Maram further divulged the officers had determined what they could and couldn’t talk about, and there were always at least two officers eavesdropping and taking notes. Despite this, Maram felt sorry for some of the officers. “I felt sorry at times for the people who worked there because some of them sympathised with us, yet were absolutely helpless because the orders came from higher up. Some even apologised for us having to go through it all.” she added.
In January this year, when Hizbullah was scheduled to be produced in court, it was suddenly announced that he had contracted COVID-19, and would be quarantined. The news shocked Maram, who rushed to court with their 6-week old baby. After waiting there about five hours she was told he would not be produced. “The days after that were the worst in my life. I simply wasn’t sure if he was still alive or not. I couldn’t sleep for days until I received a call from him,” she said, adding she was not given any information about the severity of his case, or which hospital he would be transferred to. “I keep wondering till this day how he could contract the virus if he was kept isolated in a cell with visits suspended.”

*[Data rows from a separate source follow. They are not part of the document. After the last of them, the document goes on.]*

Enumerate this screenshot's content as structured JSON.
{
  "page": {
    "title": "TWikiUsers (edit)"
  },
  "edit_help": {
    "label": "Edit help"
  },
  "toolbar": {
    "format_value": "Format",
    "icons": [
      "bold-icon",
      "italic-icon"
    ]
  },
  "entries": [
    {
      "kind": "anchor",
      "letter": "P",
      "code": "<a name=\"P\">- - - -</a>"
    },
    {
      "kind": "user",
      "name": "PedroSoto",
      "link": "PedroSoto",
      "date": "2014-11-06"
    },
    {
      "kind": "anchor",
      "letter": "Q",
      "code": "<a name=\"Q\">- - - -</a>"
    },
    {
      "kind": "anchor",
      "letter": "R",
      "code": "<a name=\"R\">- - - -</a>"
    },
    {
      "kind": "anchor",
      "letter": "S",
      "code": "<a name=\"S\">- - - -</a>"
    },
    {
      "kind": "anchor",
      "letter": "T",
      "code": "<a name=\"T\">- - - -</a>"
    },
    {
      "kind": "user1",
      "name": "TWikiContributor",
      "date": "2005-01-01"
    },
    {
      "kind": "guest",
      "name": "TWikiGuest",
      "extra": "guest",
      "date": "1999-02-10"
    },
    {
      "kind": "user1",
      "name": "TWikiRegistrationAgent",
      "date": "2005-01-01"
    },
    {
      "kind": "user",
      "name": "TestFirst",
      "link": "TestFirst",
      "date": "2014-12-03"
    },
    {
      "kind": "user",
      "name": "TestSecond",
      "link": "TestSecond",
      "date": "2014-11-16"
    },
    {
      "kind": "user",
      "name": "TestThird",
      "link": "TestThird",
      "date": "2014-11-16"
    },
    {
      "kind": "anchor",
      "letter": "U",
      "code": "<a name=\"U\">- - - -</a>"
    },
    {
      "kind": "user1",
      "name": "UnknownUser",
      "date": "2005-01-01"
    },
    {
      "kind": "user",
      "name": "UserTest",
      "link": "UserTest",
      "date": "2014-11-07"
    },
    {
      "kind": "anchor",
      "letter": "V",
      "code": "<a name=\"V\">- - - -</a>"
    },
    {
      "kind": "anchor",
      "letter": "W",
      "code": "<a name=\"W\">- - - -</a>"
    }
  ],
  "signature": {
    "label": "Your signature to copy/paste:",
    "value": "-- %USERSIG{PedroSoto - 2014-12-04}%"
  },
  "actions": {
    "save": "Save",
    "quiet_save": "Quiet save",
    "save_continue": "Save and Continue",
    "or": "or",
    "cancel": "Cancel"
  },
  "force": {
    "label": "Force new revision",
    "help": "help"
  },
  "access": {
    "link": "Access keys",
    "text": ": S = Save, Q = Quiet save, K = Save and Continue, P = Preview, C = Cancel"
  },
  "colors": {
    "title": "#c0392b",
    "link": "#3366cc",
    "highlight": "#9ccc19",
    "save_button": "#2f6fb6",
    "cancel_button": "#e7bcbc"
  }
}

Unfortunately Maram has also been the victim of prejudice and ignorance, and is being harassed for being an ‘Arab’. “Some people are trying to paint a picture of me as an extremist and backward person, digging into my family history to try to connect me to terrorism, and telling people that it is ‘suspicious’ that Hejaaz is married to an Egyptian,” she revealed. However Maram asserted Egypt is a moderate and multicultural country with a great history. “It is sad that people do not put effort into educating themselves about other countries and cultures before they throw others with false allegations.”

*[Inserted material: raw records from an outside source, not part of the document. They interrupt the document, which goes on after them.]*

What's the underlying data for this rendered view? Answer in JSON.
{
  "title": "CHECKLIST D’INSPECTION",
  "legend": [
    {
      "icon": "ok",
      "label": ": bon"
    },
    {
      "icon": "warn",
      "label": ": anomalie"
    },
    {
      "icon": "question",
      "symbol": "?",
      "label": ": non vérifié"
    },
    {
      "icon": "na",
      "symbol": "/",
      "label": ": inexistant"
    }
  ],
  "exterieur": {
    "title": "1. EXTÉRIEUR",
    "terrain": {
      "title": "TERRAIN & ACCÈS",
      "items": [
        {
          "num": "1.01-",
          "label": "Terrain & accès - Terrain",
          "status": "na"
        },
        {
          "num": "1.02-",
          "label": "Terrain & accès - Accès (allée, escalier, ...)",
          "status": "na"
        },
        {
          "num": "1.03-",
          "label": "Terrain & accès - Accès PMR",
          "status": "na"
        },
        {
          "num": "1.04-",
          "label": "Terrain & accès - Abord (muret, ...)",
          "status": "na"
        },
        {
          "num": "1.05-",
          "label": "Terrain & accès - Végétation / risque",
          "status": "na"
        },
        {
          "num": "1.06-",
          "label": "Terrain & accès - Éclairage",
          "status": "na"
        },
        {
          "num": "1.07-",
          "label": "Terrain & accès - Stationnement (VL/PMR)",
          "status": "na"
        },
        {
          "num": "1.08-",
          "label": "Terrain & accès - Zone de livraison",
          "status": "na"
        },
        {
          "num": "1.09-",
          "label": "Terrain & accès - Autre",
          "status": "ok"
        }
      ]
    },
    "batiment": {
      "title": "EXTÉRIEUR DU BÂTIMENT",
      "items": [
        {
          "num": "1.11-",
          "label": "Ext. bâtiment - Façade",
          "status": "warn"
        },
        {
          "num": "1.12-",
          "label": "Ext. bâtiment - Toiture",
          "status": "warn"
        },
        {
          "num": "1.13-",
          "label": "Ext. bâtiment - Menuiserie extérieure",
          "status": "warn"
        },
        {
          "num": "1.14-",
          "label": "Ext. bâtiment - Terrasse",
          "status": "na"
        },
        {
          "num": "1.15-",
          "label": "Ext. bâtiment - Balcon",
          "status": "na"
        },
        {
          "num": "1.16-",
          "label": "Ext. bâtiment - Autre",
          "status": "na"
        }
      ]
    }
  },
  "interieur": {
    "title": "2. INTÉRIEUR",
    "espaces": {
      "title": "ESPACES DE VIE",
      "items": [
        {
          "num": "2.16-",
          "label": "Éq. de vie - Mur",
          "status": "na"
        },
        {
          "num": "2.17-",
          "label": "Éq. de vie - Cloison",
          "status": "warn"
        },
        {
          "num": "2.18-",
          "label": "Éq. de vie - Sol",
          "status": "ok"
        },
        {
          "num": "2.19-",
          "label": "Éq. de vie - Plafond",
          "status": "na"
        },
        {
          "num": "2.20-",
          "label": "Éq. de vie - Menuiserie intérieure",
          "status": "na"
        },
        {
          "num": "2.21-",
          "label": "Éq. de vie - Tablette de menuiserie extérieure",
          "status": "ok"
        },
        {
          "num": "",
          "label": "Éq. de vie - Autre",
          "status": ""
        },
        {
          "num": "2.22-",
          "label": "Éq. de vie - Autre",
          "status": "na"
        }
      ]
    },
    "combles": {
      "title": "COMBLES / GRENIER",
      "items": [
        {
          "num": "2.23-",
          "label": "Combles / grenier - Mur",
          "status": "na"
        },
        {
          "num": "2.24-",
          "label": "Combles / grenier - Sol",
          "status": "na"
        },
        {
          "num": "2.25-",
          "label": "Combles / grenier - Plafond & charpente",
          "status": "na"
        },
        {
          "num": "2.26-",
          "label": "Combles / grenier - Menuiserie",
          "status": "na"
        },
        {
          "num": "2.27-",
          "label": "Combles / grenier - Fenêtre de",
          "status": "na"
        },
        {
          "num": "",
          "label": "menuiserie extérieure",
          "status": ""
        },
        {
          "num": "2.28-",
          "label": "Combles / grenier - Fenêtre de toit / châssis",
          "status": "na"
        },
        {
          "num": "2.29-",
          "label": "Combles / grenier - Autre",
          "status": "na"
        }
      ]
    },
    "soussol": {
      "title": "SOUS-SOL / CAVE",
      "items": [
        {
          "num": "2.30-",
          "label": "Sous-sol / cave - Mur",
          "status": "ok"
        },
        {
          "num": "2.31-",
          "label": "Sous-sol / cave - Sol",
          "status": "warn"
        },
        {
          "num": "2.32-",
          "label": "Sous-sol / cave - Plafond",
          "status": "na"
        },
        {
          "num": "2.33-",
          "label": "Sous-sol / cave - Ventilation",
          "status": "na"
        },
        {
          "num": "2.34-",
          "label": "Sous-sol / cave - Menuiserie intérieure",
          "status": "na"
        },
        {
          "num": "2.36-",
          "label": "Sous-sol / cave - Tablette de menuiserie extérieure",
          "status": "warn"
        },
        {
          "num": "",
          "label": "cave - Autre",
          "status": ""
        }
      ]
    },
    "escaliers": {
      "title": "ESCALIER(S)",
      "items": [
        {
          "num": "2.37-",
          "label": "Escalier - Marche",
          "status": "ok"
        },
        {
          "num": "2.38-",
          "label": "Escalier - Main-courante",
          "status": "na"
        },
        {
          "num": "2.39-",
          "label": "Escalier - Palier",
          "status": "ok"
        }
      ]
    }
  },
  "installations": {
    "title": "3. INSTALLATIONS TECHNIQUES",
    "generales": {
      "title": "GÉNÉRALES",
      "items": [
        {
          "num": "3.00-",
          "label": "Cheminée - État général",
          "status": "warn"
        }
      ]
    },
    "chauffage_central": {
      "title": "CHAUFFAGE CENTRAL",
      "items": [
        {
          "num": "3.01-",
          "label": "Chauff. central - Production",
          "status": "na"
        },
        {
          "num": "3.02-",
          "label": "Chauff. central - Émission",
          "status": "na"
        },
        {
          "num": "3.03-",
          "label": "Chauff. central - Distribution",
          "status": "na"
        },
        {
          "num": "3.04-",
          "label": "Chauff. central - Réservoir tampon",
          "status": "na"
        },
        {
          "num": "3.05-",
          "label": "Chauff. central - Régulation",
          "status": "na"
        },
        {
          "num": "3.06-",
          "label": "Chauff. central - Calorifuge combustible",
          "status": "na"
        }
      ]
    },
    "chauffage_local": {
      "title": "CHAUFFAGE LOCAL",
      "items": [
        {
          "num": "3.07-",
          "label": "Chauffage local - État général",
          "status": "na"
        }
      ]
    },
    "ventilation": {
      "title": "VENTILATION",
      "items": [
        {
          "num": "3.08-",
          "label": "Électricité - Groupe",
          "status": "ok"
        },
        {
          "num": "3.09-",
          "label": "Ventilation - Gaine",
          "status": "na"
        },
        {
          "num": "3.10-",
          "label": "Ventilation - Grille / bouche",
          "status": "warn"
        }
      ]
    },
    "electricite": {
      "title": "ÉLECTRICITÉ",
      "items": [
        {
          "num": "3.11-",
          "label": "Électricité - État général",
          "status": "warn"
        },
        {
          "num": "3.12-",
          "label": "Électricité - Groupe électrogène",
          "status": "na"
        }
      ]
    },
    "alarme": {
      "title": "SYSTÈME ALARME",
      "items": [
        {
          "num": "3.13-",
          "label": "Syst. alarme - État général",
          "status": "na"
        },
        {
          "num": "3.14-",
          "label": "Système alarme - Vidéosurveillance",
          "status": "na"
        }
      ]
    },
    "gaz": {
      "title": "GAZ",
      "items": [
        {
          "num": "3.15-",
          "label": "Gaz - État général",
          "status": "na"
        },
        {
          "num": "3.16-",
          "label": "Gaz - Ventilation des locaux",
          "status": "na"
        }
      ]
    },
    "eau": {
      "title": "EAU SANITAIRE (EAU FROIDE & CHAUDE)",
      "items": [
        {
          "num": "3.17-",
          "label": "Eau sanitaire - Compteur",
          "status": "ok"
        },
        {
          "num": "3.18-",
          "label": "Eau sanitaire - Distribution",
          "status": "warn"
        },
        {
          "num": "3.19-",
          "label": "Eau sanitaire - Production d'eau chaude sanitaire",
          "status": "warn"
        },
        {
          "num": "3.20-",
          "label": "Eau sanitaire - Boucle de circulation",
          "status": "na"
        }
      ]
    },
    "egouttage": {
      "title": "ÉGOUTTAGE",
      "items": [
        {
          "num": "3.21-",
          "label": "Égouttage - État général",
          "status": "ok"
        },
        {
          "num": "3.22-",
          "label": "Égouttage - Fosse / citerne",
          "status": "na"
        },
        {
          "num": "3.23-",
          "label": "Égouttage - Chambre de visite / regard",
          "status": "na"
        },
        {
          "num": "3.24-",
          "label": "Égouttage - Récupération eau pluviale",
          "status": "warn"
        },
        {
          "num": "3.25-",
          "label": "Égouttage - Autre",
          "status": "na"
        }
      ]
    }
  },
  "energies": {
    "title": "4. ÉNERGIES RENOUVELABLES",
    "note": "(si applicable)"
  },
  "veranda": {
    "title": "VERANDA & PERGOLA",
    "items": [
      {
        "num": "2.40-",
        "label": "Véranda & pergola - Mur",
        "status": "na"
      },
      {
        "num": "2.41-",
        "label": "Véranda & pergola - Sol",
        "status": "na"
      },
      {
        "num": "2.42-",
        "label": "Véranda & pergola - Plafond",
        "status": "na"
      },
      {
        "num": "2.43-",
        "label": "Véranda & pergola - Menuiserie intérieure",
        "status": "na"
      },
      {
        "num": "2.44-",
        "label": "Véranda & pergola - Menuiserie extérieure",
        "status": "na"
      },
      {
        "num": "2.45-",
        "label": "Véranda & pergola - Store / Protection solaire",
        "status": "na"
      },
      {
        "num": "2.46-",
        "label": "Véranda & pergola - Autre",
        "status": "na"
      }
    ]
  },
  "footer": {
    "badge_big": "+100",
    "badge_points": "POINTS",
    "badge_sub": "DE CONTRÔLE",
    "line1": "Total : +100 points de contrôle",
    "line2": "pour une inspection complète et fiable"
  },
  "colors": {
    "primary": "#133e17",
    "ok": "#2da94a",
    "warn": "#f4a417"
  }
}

Speaking of Sri Lanka, Maram said she loved how cheerful and friendly the people were, and how different cultures and religions lived here in harmony. “To the surprise of many people, my view has not changed,” she said. “Sri Lankans are good and passionate people; it is only that this beautiful energy is misused and misdirected.”

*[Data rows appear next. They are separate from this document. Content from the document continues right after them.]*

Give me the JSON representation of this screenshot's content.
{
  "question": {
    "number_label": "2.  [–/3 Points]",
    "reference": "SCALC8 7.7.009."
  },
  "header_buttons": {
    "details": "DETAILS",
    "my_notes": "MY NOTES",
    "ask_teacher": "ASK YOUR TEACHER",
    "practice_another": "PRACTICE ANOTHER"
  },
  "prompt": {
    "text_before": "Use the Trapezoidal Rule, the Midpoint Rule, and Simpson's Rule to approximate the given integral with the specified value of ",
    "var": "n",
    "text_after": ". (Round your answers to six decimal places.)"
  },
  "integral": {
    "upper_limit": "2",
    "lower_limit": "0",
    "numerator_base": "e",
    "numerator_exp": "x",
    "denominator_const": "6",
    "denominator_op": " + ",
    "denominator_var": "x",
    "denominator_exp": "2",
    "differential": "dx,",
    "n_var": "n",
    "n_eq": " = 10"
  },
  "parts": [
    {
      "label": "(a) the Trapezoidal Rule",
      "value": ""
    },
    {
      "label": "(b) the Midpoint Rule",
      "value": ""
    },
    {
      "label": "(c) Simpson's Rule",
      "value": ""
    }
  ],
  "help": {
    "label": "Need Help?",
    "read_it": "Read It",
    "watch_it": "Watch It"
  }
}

When asked what she had to say to those who might still see her husband as a villain, Maram said there was not much to say to people who were ready to make judgements without evidence. “I only wish the families of the victims of the Easter Sunday bombings and the injured find closure and peace. Nothing can ever bring back what they have lost. My heart goes out to each and every one of them.”
Despite going through what she has, Maram continues to maintain a high sense of justice, which is something she also admires in her husband. As a mother, she said: “Me and my daughter will go through what we have to go through courageously, for her father is not a criminal or a murderer, but a talented person who has always been successful.”
Maram remains proud of her husband for standing his ground. “Going through this experience is a step on the road we chose to walk together,” she stressed, adding their bond had grown stronger and made them believe more in each other. Poignantly, this experience has become a bedtime story for their baby daughter. “I am sure this experience will be a story to tell our daughter proudly, actually, it is already her bedtime story!” At the moment Maram is taking things one day at a time. “Right now, I am only living to see my husband out of prison and back home,” she said, adding that as much as this experience has scarred them, it has also helped them grow and learn. “Today, we still believe that justice will prevail despite the efforts to frame him, and we pray for strength and patience.”